This proposal, and its constitutional grounding, thus reinforced the idea of the existence of a “scale of frenchness” amongst the French population, upon which criminal sanctions can be based. Irrespective of whether this project implied that French-born citizens with a foreign connection were more likely to be guilty of offences; what it did is legitimise the idea that they are more likely to be suspected than others. This process then makes it acceptable to the general public to give away their rights and turn them into privileges, a “favour granted by the Republic”- rhetoric used in citizenship naturalisation ceremonies. This rhetoric is also salient in the UK since the mid-2010s, as Minister Mark Harper put it in 2014 following the case of the London cleric Abu Hamza “citizenship is a privilege, not a right”.
Although Francois Holland acknowledged that the debate around cancellation of citizenship was “the biggest regret” of his 5 years as a president, the ascendency of Marine Lepen to the second round of the French presidential elections in 2017 has arguably owed much to such political rhetoric.
 Conducive to the public good means depriving in the public interest on the grounds of involvement in terrorism, espionage, serious organised crimes, war crimes or unacceptable behaviours, UKVI nationality instructions volume 1 chapter 55 “Deprivation section 40 and nullity” 10 September 2015, https://www.gov.uk/government/publications/deprivation-and-nullity-of-british-citizenship-nationality-policy-guidance.
 §7 (the Goverment quoted the positive assent from the Conseil d’Etat on the proposal).
 JO, Assemblée Nationale, Parliamentary Debate (5 February 2016), 1011.
 JO, Assemblée Nationale, Assemblée Nationale Debate: Article 2 Protection de la Nation (9 February 2016) 1152.
 Kim Lane Scheppele, ‘Law in a Time of Emergency: States of Exception and the Temptations of 9/11’ (2004) 6:5 Journal of Constitutional Law 1001.
 JO, Assemblée Nationale, Assemblée Nationale Debate: Article 2 Protection de la Nation (9 February 2016) 1163.

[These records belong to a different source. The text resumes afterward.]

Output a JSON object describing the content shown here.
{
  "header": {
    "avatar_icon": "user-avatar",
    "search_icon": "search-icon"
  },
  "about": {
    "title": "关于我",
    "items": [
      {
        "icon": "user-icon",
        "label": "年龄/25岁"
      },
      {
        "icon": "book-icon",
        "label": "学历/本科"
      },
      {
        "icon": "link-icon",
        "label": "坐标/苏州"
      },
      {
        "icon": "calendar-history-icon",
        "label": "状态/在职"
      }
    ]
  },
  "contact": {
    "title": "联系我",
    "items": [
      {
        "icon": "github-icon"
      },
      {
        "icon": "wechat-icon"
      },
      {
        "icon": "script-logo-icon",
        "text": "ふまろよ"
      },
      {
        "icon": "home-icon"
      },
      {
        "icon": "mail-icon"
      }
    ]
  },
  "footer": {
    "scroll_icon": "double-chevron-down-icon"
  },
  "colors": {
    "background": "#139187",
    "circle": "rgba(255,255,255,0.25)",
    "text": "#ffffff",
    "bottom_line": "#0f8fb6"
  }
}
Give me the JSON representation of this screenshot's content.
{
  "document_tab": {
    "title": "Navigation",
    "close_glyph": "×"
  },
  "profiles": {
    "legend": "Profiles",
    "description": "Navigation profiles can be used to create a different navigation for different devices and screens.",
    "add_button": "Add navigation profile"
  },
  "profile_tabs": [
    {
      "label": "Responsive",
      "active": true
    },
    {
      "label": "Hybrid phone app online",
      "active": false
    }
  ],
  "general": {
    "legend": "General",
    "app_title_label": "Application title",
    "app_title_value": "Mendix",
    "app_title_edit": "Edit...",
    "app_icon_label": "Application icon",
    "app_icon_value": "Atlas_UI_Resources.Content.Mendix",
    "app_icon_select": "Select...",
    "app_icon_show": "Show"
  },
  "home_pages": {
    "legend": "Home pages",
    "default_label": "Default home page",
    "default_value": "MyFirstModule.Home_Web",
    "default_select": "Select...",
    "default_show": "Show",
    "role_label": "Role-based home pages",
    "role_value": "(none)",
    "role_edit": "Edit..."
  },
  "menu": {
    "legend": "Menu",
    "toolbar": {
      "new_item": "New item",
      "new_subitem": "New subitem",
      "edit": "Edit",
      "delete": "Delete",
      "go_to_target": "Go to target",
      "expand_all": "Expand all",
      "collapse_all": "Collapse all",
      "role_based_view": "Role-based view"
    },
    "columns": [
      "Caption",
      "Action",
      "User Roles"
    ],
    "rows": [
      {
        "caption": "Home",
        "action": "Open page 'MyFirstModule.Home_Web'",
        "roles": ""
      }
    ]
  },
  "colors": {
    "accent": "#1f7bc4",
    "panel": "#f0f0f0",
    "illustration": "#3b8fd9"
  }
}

 Vincent Geisser, ‘Dechoir de la nationalite des djihadistes “100% made in France”: qui cherche-t-on a punir?’ Migrations societies 2015/6 (n 162), 3-14. Sarah Mazouz, ’Politiques de la deligitimation: de la remise ne cause de la double nationalite au project d’extension de la decheance de nationalite’ Mouvements 2016/4 (n 88) 159-167.